About this task
Check every line of the entries for "true", and copy the lines that hold it.

Items from a data source
----

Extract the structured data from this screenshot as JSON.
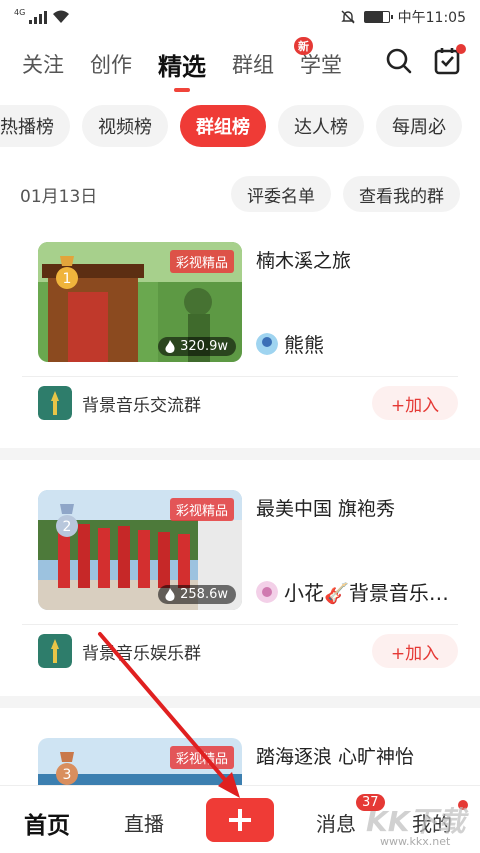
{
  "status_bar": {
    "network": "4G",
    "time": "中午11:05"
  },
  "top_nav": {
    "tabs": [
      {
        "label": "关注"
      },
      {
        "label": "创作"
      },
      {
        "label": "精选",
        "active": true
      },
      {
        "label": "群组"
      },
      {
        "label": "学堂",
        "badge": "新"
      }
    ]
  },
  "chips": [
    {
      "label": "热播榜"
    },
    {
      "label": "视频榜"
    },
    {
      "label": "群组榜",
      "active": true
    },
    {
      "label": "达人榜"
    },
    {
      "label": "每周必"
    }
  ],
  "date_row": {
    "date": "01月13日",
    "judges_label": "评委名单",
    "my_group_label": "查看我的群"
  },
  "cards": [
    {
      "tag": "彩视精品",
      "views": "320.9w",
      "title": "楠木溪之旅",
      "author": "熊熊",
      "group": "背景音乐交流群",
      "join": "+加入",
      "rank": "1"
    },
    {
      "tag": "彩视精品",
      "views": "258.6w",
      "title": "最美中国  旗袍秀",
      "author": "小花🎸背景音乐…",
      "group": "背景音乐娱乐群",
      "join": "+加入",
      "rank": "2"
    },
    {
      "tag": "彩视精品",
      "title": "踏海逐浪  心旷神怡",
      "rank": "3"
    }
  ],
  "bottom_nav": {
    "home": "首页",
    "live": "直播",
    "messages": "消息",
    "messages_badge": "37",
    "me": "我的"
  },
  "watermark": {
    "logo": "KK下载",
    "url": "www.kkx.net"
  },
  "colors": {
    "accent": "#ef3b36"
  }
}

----

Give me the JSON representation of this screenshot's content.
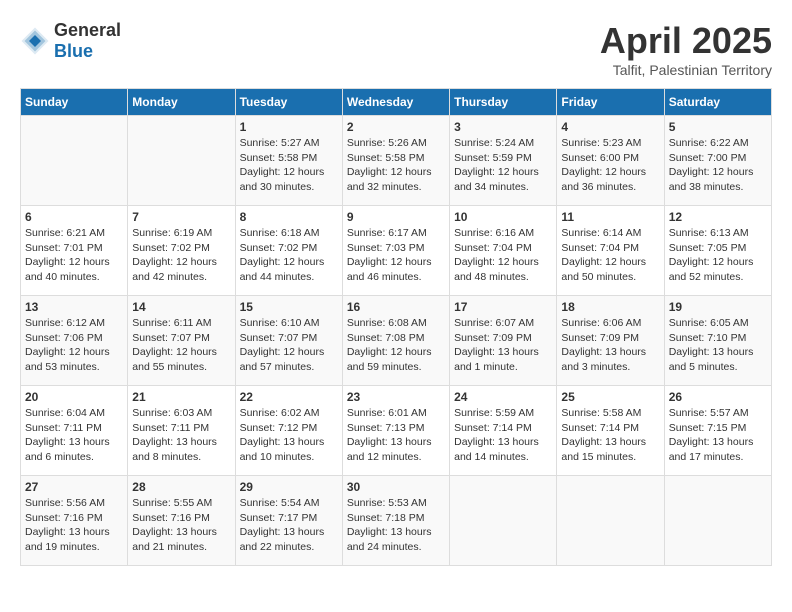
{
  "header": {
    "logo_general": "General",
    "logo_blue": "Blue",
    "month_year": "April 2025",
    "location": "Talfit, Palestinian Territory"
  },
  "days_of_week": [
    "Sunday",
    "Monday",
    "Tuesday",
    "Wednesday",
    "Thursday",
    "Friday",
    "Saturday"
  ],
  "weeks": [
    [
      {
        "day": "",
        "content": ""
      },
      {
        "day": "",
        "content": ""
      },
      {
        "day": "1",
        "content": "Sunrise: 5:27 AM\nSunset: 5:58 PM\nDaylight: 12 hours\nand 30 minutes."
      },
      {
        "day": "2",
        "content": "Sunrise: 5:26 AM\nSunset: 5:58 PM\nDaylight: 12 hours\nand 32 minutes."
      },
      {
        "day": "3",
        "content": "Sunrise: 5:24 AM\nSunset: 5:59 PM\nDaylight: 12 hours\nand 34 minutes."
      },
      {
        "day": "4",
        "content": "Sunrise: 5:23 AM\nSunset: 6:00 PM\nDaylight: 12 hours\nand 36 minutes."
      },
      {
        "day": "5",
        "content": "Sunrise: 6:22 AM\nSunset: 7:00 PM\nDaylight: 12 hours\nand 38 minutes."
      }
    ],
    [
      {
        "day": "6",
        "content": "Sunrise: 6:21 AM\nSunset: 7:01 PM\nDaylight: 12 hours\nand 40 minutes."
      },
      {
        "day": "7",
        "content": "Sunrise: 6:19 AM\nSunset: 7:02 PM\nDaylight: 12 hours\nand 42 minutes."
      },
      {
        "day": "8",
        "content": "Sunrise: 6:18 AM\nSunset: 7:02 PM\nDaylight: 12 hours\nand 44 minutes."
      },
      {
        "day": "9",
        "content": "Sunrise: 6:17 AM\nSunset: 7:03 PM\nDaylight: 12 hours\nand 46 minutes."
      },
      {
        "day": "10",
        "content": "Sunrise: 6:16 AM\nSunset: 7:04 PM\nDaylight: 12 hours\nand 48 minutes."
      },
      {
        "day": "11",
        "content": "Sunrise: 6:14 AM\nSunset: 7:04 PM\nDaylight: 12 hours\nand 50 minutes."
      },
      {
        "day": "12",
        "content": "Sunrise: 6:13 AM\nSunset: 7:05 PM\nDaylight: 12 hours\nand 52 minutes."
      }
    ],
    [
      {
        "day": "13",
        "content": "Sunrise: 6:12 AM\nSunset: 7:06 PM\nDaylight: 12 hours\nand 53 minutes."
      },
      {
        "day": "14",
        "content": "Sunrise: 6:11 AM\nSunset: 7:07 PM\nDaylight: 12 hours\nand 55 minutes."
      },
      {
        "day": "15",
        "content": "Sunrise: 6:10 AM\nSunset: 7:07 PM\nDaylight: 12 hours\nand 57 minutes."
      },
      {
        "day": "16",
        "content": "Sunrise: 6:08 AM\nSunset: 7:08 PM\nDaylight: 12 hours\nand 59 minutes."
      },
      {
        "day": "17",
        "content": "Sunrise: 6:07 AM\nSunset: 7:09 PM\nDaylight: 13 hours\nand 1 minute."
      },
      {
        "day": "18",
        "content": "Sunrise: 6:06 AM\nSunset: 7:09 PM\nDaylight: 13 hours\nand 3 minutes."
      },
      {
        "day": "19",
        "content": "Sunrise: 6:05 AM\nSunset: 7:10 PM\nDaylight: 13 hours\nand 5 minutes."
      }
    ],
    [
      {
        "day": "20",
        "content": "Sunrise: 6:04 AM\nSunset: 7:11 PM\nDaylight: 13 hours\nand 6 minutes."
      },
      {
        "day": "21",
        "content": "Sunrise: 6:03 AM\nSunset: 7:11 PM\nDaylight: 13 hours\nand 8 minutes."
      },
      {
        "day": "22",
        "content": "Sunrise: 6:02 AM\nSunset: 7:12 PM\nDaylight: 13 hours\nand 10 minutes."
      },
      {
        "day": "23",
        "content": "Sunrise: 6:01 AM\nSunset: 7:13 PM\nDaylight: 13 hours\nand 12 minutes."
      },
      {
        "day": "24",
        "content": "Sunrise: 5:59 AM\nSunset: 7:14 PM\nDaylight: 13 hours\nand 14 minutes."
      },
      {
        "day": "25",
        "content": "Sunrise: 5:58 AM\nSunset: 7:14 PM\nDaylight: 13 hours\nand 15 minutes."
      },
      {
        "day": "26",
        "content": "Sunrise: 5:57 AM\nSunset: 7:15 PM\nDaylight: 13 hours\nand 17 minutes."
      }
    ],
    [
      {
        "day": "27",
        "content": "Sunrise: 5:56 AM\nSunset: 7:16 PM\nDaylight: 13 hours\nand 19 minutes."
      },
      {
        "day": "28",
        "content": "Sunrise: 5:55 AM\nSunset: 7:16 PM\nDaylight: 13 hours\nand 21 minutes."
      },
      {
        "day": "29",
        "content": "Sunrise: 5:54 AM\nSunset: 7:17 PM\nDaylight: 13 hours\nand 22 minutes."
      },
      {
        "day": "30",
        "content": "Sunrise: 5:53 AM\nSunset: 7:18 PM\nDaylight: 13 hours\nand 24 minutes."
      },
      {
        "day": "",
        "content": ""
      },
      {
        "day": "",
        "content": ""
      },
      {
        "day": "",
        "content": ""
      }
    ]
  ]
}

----

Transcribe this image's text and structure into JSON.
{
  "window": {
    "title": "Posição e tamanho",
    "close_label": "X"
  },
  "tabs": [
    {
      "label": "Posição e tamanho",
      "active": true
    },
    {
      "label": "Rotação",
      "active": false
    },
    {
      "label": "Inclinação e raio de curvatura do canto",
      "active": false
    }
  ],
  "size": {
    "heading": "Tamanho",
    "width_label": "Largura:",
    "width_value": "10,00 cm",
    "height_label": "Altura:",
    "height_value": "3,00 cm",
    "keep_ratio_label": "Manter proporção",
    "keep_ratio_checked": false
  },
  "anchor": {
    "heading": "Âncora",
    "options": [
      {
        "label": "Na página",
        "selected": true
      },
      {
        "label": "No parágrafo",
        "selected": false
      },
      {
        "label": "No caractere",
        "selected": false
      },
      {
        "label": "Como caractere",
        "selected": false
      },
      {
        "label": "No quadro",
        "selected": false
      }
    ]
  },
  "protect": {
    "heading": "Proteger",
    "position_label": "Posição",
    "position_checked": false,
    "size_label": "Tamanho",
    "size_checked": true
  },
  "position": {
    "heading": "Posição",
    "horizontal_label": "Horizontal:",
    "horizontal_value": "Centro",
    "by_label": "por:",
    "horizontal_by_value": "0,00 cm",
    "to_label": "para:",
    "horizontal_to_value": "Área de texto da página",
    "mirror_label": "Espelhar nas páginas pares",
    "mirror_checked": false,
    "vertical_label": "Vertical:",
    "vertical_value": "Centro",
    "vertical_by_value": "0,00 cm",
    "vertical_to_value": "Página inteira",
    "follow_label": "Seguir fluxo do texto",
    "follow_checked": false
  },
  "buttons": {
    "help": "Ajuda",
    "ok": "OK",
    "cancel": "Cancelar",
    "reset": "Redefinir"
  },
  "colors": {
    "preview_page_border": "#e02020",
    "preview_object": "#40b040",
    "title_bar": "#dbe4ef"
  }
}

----

The answer
        "active": true
      "active": true
      "active": true
        "selected": true
    "size_checked": true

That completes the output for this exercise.